    1 out of 1 people found this review helpful.

    Was this review helpful? Yes  No   Report this review
  • Anonymous

    Posted June 28, 2000

    'Spook' a Harbinger of Things Yet to Come

    The Spook Who Sat by the Door is no 'eerie tale' as some critics have dubbed it but, indeed, outlines a situation which could really happen if white people continue to oppress racial minorities. In fact, white people were so afraid of the possibility of 'infiltration of the CIA by blacks' that they banned the movie version of the book! A black man 'toms' his way to the top of his craft but, in his spare time and the wee hours, is training a cadre of black revolutionaries to take over America. Although the plot is uncovered by book's end, thke revolution is put into motion and those who read it will see how simple it is to trick the white man and how easy it would be to cripple this system.

    1 out of 1 people found this review helpful.

    Was this review helpful? Yes  No   Report this review
  • Posted July 23, 2009

    more from this reviewer

    it has a point to make

    I remember this book when I was in high school my senior year I thought it was a good book to read. At the time I was deny a job that I thought I was getting and the employer said so to but when I reported to work, he said that I had a record and he could not employ me because of that fact. it was a lie I was very upset I knew it was because he wanted to give it to someone else. I'll leave it like that. But a friend gave me this book to read and it made since to me why he did what he did the book didn't make me angry but aware of what's going on in the work force so I educated myself so I could be the employer instead of being the employee. Being older now I still say it's a good book to read it has a point to make. And it did just that I give it a 4 star

    Was this review helpful? Yes  No   Report this review
  • Anonymous

    Posted March 22, 2006

    The Power of Knowledge

    I remember reading this book when I was in Junior High in the Bronx. I was in awe about what can black people can do if we would just united. Currently, I am serving my country in the Air Force and in my squad of 8 we are all black. Sometimes we would sit around and talk about issues that face our people today. After watching the movie version of this book. Alot of us decided to write the follow up stories. To me and alot of us black military members we love this book and it is a great inspiration to us all.

    Was this review helpful? Yes  No   Report this review
  • Anonymous

    Posted August 17, 2004

    SKIMMING THE WATERS OF NONFICTION

    At first, I refused to read any ficitonal books based on the urgency to acquire factual knowledge. After finally giving in to my brother's pleads to read it, a whole new world appeared. The world of imagination, creativity, and transliteration. So, I recommend the book to all the nonfictional zealous brothers out there (like myself).

    Was this review helpful? Yes  No   Report this review
  • Anonymous

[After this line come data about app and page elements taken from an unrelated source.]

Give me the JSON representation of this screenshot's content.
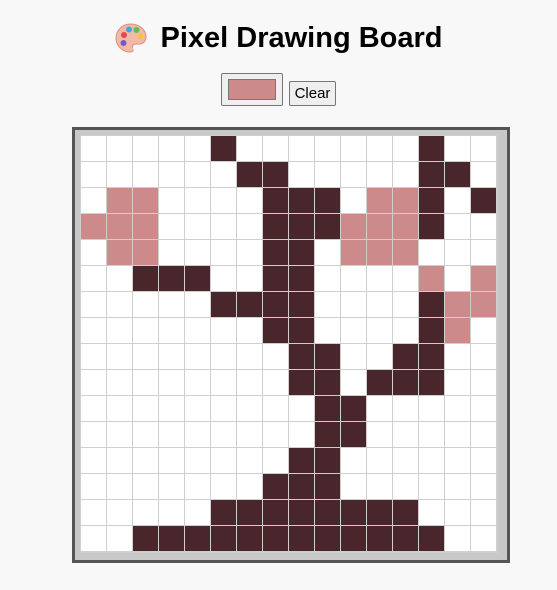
{
  "header": {
    "title": "Pixel Drawing Board",
    "icon": "palette-icon"
  },
  "controls": {
    "color_value": "#cd8a8a",
    "clear_label": "Clear"
  },
  "board": {
    "cols": 16,
    "rows": 16,
    "palette": {
      "0": "#ffffff",
      "1": "#48262c",
      "2": "#cd8a8a"
    },
    "pixels": [
      "0000010000000100",
      "0000001100000110",
      "0220000111022101",
      "2220000111222100",
      "0220000110222000",
      "0011100110000202",
      "0000011110000122",
      "0000000110000120",
      "0000000011001100",
      "0000000011011100",
      "0000000001100000",
      "0000000001100000",
      "0000000011000000",
      "0000000111000000",
      "0000011111111000",
      "0011111111111100"
    ]
  }
}
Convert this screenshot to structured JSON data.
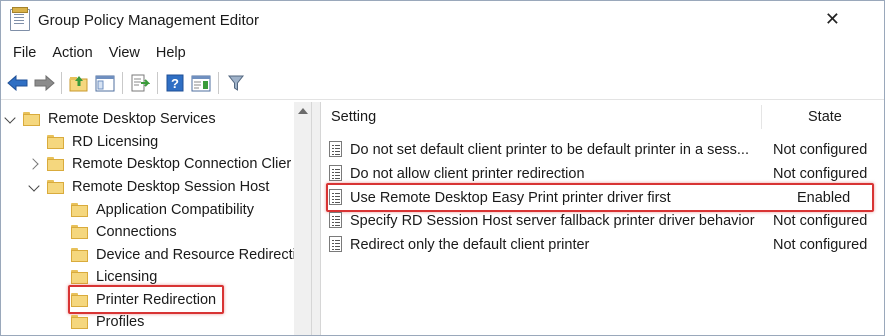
{
  "window": {
    "title": "Group Policy Management Editor",
    "close_glyph": "✕"
  },
  "menu": [
    "File",
    "Action",
    "View",
    "Help"
  ],
  "toolbar": [
    "back-icon",
    "forward-icon",
    "up-folder-icon",
    "show-tree-icon",
    "export-list-icon",
    "help-icon",
    "properties-icon",
    "filter-icon"
  ],
  "tree": {
    "items": [
      {
        "label": "Remote Desktop Services",
        "state": "expanded"
      },
      {
        "label": "RD Licensing",
        "state": "leaf"
      },
      {
        "label": "Remote Desktop Connection Clier",
        "state": "collapsed"
      },
      {
        "label": "Remote Desktop Session Host",
        "state": "expanded"
      },
      {
        "label": "Application Compatibility",
        "state": "leaf"
      },
      {
        "label": "Connections",
        "state": "leaf"
      },
      {
        "label": "Device and Resource Redirecti",
        "state": "leaf"
      },
      {
        "label": "Licensing",
        "state": "leaf"
      },
      {
        "label": "Printer Redirection",
        "state": "selected"
      },
      {
        "label": "Profiles",
        "state": "leaf"
      }
    ]
  },
  "list": {
    "columns": {
      "setting": "Setting",
      "state": "State"
    },
    "rows": [
      {
        "setting": "Do not set default client printer to be default printer in a sess...",
        "state": "Not configured"
      },
      {
        "setting": "Do not allow client printer redirection",
        "state": "Not configured"
      },
      {
        "setting": "Use Remote Desktop Easy Print printer driver first",
        "state": "Enabled"
      },
      {
        "setting": "Specify RD Session Host server fallback printer driver behavior",
        "state": "Not configured"
      },
      {
        "setting": "Redirect only the default client printer",
        "state": "Not configured"
      }
    ]
  },
  "colors": {
    "highlight": "#d83434",
    "accent": "#2f6fc4"
  }
}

    Posted September 9, 2003

    It will take all of us!

    This book is a must read for any and every one of African decent. This compelling book must be taught to children in every house hold by 'us'. We must take the responsibility for 'our' own and this book along with others like 'the Isis papers' but more importantly 'MIS-Education of the Negro' will take us there..if we are willing to go!

    Was this review helpful? Yes  No   Report this review
  • Anonymous

    Posted September 17, 2011

    No text was provided for this review.

  • Anonymous

    Posted July 9, 2009

    No text was provided for this review.

  • Anonymous

    Posted October 25, 2008

    No text was provided for this review.

  • Anonymous

    Posted October 25, 2008

    No text was provided for this review.

Sort by: Showing all of 13 Customer Reviews

If you find inappropriate content, please report it to Barnes & Noble
Why is this product inappropriate?
Comments (optional)